Problem to work on:
List each line of the data that holds the string "ride".

-=-=-

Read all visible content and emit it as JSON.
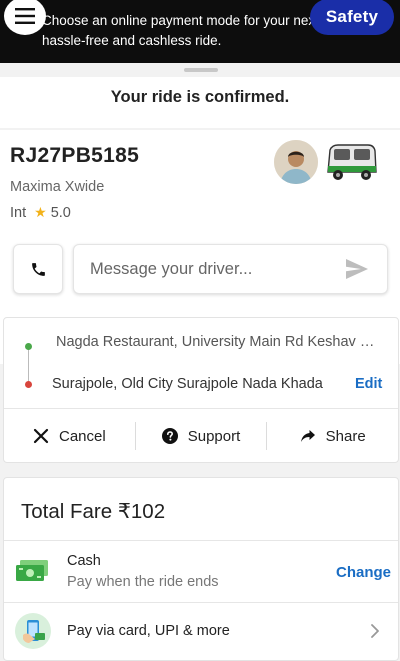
{
  "banner": {
    "line1": "Choose an online payment mode for your next ri",
    "line2": "hassle-free and cashless ride.",
    "safety_label": "Safety"
  },
  "status": {
    "title": "Your ride is confirmed."
  },
  "driver": {
    "plate": "RJ27PB5185",
    "vehicle": "Maxima Xwide",
    "rating_prefix": "Int",
    "rating": "5.0",
    "message_placeholder": "Message your driver..."
  },
  "route": {
    "pickup": "Nagda Restaurant, University Main Rd Keshav Nagar",
    "drop": "Surajpole, Old City Surajpole Nada Khada",
    "edit_label": "Edit",
    "actions": [
      {
        "label": "Cancel",
        "icon": "close-icon"
      },
      {
        "label": "Support",
        "icon": "help-icon"
      },
      {
        "label": "Share",
        "icon": "share-icon"
      }
    ]
  },
  "fare": {
    "title": "Total Fare ₹102",
    "cash_label": "Cash",
    "cash_sub": "Pay when the ride ends",
    "change_label": "Change",
    "upi_label": "Pay via card, UPI & more"
  },
  "colors": {
    "accent": "#1a6dc4",
    "safety": "#1a2ea8",
    "topbar": "#0d0d0d"
  }
}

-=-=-

Your response:
    "line2": "hassle-free and cashless ride.",
    "title": "Your ride is confirmed."
    "cash_sub": "Pay when the ride ends",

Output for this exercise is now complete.